───── Data supplied ─────
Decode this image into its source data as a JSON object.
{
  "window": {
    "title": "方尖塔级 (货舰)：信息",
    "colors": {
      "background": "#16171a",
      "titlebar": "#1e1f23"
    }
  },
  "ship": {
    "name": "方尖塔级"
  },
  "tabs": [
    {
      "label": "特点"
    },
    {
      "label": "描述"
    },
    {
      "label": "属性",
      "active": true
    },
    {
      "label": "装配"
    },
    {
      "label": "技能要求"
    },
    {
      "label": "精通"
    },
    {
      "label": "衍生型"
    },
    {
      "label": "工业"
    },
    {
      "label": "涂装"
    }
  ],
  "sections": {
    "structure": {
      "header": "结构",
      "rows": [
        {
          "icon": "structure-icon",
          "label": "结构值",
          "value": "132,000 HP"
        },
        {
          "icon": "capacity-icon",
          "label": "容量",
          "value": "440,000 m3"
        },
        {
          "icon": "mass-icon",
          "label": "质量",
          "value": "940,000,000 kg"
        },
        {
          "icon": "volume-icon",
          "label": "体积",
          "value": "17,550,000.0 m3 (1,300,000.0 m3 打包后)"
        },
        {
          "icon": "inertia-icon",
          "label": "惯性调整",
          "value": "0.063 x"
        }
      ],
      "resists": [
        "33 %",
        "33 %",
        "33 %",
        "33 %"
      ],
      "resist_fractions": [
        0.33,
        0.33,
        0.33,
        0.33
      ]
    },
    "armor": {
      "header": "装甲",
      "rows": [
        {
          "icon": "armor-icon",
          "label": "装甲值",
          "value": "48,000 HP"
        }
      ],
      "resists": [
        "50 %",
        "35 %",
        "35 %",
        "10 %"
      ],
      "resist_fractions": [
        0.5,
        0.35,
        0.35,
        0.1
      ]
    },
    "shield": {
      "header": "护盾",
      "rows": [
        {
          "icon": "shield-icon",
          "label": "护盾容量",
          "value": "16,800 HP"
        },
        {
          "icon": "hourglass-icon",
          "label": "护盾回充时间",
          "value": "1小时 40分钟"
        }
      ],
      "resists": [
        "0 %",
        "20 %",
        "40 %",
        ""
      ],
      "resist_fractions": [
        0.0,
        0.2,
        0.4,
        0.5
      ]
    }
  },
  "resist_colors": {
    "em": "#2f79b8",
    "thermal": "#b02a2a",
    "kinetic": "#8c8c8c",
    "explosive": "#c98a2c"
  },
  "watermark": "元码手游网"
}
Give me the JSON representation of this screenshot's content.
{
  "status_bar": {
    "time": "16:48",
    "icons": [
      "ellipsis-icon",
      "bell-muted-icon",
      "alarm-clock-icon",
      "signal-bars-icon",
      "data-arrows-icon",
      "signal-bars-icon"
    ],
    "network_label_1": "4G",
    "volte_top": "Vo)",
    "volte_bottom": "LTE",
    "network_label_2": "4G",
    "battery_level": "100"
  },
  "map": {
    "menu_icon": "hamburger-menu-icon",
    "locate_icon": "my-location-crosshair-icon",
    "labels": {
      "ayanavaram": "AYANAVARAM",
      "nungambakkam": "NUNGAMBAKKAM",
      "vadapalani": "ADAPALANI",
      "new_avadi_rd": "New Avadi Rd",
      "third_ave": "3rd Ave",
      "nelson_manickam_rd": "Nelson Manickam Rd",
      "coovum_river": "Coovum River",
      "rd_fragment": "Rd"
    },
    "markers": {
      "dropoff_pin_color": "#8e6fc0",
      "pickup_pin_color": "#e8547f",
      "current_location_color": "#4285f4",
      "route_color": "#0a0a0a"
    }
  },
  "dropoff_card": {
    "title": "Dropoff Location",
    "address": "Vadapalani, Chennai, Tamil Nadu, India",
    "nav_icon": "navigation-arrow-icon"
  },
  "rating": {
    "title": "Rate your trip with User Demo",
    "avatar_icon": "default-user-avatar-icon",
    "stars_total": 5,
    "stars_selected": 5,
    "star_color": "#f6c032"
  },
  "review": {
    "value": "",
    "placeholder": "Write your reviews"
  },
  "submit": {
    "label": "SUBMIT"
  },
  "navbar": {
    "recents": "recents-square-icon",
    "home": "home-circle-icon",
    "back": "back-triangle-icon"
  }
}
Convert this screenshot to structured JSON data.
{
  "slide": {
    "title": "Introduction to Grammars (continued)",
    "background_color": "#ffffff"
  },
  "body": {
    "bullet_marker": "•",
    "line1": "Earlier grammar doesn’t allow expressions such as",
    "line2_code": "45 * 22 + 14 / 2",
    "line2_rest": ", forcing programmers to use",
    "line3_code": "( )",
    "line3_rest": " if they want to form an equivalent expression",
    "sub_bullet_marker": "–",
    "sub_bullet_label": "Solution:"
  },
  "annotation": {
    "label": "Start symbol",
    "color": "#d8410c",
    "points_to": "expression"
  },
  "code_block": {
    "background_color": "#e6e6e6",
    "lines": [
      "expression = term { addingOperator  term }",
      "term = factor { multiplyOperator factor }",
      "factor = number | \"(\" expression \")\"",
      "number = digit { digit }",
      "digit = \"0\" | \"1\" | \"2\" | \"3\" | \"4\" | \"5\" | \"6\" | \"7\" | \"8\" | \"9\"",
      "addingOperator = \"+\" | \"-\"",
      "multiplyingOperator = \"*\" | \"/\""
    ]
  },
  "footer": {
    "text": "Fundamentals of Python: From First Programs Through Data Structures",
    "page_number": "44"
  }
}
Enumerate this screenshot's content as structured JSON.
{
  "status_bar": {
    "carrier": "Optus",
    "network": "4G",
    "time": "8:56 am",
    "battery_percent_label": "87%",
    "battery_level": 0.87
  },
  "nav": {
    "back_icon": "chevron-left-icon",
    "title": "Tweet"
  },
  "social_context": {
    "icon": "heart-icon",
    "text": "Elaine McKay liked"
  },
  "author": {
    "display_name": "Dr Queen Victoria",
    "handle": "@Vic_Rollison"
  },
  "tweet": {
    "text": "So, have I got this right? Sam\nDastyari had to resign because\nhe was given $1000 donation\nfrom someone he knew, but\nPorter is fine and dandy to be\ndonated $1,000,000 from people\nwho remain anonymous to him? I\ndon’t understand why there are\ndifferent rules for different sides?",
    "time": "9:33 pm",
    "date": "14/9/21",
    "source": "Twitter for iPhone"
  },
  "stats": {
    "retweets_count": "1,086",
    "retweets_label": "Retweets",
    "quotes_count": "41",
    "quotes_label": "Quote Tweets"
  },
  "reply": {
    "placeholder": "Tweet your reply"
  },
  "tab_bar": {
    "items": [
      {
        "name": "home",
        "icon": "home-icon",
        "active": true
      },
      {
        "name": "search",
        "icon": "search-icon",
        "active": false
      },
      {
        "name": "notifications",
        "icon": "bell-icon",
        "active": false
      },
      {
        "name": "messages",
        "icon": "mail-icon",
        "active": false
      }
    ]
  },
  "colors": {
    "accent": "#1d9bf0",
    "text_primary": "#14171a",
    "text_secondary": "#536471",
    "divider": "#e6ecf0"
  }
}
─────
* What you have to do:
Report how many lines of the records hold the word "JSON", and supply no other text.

* Answer space:
4